EXERCISE PROMPT:
Make an exact copy of every entry.

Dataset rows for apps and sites
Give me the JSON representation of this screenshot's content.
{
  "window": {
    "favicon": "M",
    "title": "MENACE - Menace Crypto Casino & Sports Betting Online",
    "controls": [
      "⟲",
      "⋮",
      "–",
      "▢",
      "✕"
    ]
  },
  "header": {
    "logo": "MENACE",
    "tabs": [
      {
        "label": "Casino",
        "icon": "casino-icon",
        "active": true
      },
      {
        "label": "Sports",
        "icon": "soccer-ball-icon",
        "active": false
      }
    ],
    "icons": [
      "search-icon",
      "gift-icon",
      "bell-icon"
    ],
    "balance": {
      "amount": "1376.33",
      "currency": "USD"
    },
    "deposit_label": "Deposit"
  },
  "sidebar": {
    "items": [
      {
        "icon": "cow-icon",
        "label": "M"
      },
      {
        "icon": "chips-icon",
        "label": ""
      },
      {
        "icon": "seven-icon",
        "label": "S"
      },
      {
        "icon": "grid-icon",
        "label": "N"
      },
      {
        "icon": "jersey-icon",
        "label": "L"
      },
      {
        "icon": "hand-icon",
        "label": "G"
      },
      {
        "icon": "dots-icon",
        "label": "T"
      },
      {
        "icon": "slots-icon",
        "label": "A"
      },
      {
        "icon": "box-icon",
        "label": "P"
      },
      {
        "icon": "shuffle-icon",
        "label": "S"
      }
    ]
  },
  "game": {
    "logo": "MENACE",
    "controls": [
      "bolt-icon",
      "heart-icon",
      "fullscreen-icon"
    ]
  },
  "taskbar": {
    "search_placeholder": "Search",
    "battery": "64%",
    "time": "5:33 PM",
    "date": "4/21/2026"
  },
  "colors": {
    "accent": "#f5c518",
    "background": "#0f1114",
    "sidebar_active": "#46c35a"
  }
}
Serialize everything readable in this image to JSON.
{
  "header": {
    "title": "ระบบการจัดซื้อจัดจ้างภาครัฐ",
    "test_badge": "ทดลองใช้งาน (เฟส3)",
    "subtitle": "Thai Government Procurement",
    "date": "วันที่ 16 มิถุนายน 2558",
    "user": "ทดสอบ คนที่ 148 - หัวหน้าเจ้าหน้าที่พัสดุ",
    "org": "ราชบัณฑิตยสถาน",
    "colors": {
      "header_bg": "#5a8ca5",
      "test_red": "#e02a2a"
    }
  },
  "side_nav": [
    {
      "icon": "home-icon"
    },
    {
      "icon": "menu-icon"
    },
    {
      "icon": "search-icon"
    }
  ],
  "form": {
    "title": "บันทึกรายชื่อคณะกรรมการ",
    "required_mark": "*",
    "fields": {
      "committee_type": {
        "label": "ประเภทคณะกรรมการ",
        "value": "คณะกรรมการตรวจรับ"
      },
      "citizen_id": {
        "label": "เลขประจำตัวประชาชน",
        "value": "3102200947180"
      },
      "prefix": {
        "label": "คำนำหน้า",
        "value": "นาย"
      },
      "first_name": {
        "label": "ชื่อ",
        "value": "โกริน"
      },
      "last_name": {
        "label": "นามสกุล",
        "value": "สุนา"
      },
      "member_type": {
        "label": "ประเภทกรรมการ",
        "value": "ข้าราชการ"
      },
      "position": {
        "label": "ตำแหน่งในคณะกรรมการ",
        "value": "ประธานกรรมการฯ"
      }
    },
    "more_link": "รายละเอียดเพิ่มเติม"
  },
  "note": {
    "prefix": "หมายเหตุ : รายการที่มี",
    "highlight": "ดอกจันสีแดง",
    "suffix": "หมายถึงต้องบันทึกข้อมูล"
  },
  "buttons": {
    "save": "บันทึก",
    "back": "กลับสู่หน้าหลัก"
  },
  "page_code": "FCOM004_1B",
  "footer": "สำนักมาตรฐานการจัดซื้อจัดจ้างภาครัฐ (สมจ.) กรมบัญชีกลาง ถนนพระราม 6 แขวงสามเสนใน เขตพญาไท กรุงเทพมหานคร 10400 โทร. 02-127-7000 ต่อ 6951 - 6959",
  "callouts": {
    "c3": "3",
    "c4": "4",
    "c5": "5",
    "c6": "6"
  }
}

SOLUTION FOR THIS PROBLEM:
Give me the JSON representation of this screenshot's content.
{
  "window": {
    "favicon": "M",
    "title": "MENACE - Menace Crypto Casino & Sports Betting Online",
    "controls": [
      "⟲",
      "⋮",
      "–",
      "▢",
      "✕"
    ]
  },
  "header": {
    "logo": "MENACE",
    "tabs": [
      {
        "label": "Casino",
        "icon": "casino-icon",
        "active": true
      },
      {
        "label": "Sports",
        "icon": "soccer-ball-icon",
        "active": false
      }
    ],
    "icons": [
      "search-icon",
      "gift-icon",
      "bell-icon"
    ],
    "balance": {
      "amount": "1376.33",
      "currency": "USD"
    },
    "deposit_label": "Deposit"
  },
  "sidebar": {
    "items": [
      {
        "icon": "cow-icon",
        "label": "M"
      },
      {
        "icon": "chips-icon",
        "label": ""
      },
      {
        "icon": "seven-icon",
        "label": "S"
      },
      {
        "icon": "grid-icon",
        "label": "N"
      },
      {
        "icon": "jersey-icon",
        "label": "L"
      },
      {
        "icon": "hand-icon",
        "label": "G"
      },
      {
        "icon": "dots-icon",
        "label": "T"
      },
      {
        "icon": "slots-icon",
        "label": "A"
      },
      {
        "icon": "box-icon",
        "label": "P"
      },
      {
        "icon": "shuffle-icon",
        "label": "S"
      }
    ]
  },
  "game": {
    "logo": "MENACE",
    "controls": [
      "bolt-icon",
      "heart-icon",
      "fullscreen-icon"
    ]
  },
  "taskbar": {
    "search_placeholder": "Search",
    "battery": "64%",
    "time": "5:33 PM",
    "date": "4/21/2026"
  },
  "colors": {
    "accent": "#f5c518",
    "background": "#0f1114",
    "sidebar_active": "#46c35a"
  }
}
Serialize everything readable in this image to JSON.
{
  "header": {
    "title": "ระบบการจัดซื้อจัดจ้างภาครัฐ",
    "test_badge": "ทดลองใช้งาน (เฟส3)",
    "subtitle": "Thai Government Procurement",
    "date": "วันที่ 16 มิถุนายน 2558",
    "user": "ทดสอบ คนที่ 148 - หัวหน้าเจ้าหน้าที่พัสดุ",
    "org": "ราชบัณฑิตยสถาน",
    "colors": {
      "header_bg": "#5a8ca5",
      "test_red": "#e02a2a"
    }
  },
  "side_nav": [
    {
      "icon": "home-icon"
    },
    {
      "icon": "menu-icon"
    },
    {
      "icon": "search-icon"
    }
  ],
  "form": {
    "title": "บันทึกรายชื่อคณะกรรมการ",
    "required_mark": "*",
    "fields": {
      "committee_type": {
        "label": "ประเภทคณะกรรมการ",
        "value": "คณะกรรมการตรวจรับ"
      },
      "citizen_id": {
        "label": "เลขประจำตัวประชาชน",
        "value": "3102200947180"
      },
      "prefix": {
        "label": "คำนำหน้า",
        "value": "นาย"
      },
      "first_name": {
        "label": "ชื่อ",
        "value": "โกริน"
      },
      "last_name": {
        "label": "นามสกุล",
        "value": "สุนา"
      },
      "member_type": {
        "label": "ประเภทกรรมการ",
        "value": "ข้าราชการ"
      },
      "position": {
        "label": "ตำแหน่งในคณะกรรมการ",
        "value": "ประธานกรรมการฯ"
      }
    },
    "more_link": "รายละเอียดเพิ่มเติม"
  },
  "note": {
    "prefix": "หมายเหตุ : รายการที่มี",
    "highlight": "ดอกจันสีแดง",
    "suffix": "หมายถึงต้องบันทึกข้อมูล"
  },
  "buttons": {
    "save": "บันทึก",
    "back": "กลับสู่หน้าหลัก"
  },
  "page_code": "FCOM004_1B",
  "footer": "สำนักมาตรฐานการจัดซื้อจัดจ้างภาครัฐ (สมจ.) กรมบัญชีกลาง ถนนพระราม 6 แขวงสามเสนใน เขตพญาไท กรุงเทพมหานคร 10400 โทร. 02-127-7000 ต่อ 6951 - 6959",
  "callouts": {
    "c3": "3",
    "c4": "4",
    "c5": "5",
    "c6": "6"
  }
}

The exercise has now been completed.